Component data from apps and pages:
◆ ◆ ◆ ◆ ◆ ◆ ◆
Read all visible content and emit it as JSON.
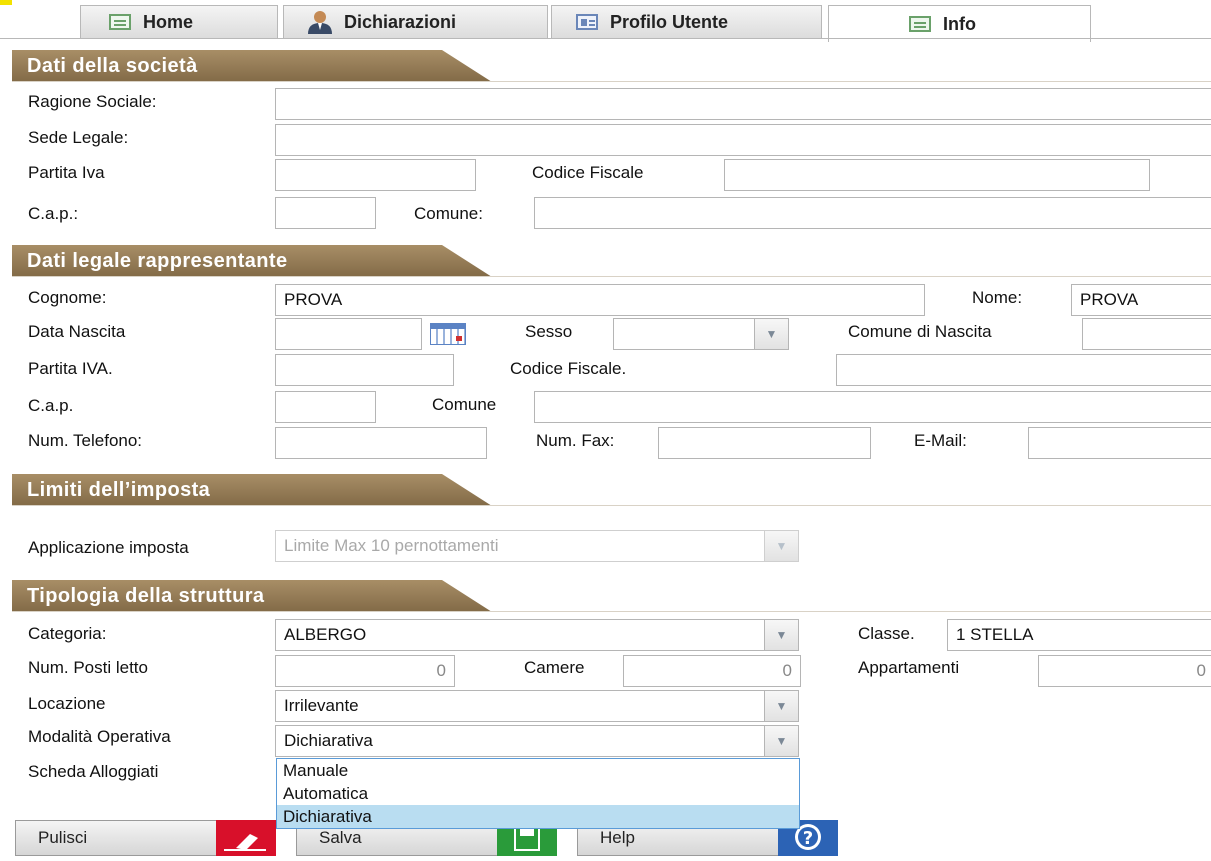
{
  "tabs": [
    {
      "label": "Home",
      "icon": "document-icon",
      "active": false
    },
    {
      "label": "Dichiarazioni",
      "icon": "user-icon",
      "active": false
    },
    {
      "label": "Profilo Utente",
      "icon": "id-card-icon",
      "active": false
    },
    {
      "label": "Info",
      "icon": "document-icon",
      "active": true
    }
  ],
  "sections": {
    "societa": {
      "title": "Dati della società",
      "ragione_sociale_label": "Ragione Sociale:",
      "sede_legale_label": "Sede Legale:",
      "partita_iva_label": "Partita Iva",
      "codice_fiscale_label": "Codice Fiscale",
      "cap_label": "C.a.p.:",
      "comune_label": "Comune:"
    },
    "legale": {
      "title": "Dati legale rappresentante",
      "cognome_label": "Cognome:",
      "cognome_value": "PROVA",
      "nome_label": "Nome:",
      "nome_value": "PROVA",
      "data_nascita_label": "Data Nascita",
      "sesso_label": "Sesso",
      "comune_nascita_label": "Comune di Nascita",
      "partita_iva_label": "Partita IVA.",
      "codice_fiscale_label": "Codice Fiscale.",
      "cap_label": "C.a.p.",
      "comune_label": "Comune",
      "telefono_label": "Num. Telefono:",
      "fax_label": "Num. Fax:",
      "email_label": "E-Mail:"
    },
    "limiti": {
      "title": "Limiti dell’imposta",
      "applicazione_label": "Applicazione imposta",
      "applicazione_value": "Limite Max 10 pernottamenti"
    },
    "tipologia": {
      "title": "Tipologia della struttura",
      "categoria_label": "Categoria:",
      "categoria_value": "ALBERGO",
      "classe_label": "Classe.",
      "classe_value": "1 STELLA",
      "posti_letto_label": "Num. Posti letto",
      "posti_letto_value": "0",
      "camere_label": "Camere",
      "camere_value": "0",
      "appartamenti_label": "Appartamenti",
      "appartamenti_value": "0",
      "locazione_label": "Locazione",
      "locazione_value": "Irrilevante",
      "modalita_label": "Modalità Operativa",
      "modalita_value": "Dichiarativa",
      "scheda_label": "Scheda Alloggiati",
      "modalita_options": [
        "Manuale",
        "Automatica",
        "Dichiarativa"
      ],
      "modalita_selected": "Dichiarativa"
    }
  },
  "buttons": {
    "pulisci": "Pulisci",
    "salva": "Salva",
    "help": "Help",
    "help_glyph": "?"
  }
}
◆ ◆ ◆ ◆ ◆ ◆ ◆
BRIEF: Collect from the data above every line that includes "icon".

ANSWER SECTION:
      "icon": "document-icon",
      "icon": "user-icon",
      "icon": "id-card-icon",
      "icon": "document-icon",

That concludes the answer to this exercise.